*** Opening DATA FOR THE TASK ***

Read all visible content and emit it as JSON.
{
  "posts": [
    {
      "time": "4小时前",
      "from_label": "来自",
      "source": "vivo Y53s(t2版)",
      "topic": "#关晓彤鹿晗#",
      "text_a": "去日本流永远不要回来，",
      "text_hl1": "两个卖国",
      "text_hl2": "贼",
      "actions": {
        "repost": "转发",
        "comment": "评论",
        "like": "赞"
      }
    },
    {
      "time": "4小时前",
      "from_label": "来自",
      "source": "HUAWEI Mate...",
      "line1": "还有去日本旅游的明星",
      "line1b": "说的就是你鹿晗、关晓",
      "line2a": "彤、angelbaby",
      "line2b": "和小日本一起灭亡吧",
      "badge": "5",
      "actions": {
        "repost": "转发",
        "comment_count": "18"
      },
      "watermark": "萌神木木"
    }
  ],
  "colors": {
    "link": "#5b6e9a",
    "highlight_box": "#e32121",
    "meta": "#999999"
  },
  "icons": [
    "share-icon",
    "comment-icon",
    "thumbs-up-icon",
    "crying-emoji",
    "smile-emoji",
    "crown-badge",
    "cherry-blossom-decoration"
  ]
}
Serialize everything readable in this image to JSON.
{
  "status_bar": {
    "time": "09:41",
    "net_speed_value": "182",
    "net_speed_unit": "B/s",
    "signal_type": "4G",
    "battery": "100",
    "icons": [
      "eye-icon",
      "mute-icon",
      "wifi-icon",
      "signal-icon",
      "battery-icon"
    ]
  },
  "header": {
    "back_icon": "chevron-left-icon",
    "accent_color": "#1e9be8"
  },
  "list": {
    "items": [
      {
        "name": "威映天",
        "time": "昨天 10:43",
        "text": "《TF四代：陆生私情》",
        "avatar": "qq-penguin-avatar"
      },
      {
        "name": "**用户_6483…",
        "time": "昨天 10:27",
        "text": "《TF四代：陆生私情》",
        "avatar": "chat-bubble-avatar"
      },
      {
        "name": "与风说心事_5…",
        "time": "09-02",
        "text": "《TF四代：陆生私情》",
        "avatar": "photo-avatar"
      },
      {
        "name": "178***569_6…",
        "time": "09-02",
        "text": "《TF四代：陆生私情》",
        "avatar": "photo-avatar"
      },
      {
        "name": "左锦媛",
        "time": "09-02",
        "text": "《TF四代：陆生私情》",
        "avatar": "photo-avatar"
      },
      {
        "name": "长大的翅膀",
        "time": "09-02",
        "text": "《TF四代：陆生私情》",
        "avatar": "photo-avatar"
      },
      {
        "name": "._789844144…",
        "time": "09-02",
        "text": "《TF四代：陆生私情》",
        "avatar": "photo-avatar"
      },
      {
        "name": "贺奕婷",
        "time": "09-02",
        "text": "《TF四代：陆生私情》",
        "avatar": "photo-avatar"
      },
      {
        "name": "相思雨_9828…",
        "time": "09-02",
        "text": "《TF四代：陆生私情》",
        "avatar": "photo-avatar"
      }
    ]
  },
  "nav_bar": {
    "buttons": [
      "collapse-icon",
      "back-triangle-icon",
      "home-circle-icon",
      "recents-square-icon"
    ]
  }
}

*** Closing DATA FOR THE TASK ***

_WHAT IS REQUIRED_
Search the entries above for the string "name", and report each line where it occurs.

_RESPONSE_
        "name": "威映天",
        "name": "**用户_6483…",
        "name": "与风说心事_5…",
        "name": "178***569_6…",
        "name": "左锦媛",
        "name": "长大的翅膀",
        "name": "._789844144…",
        "name": "贺奕婷",
        "name": "相思雨_9828…",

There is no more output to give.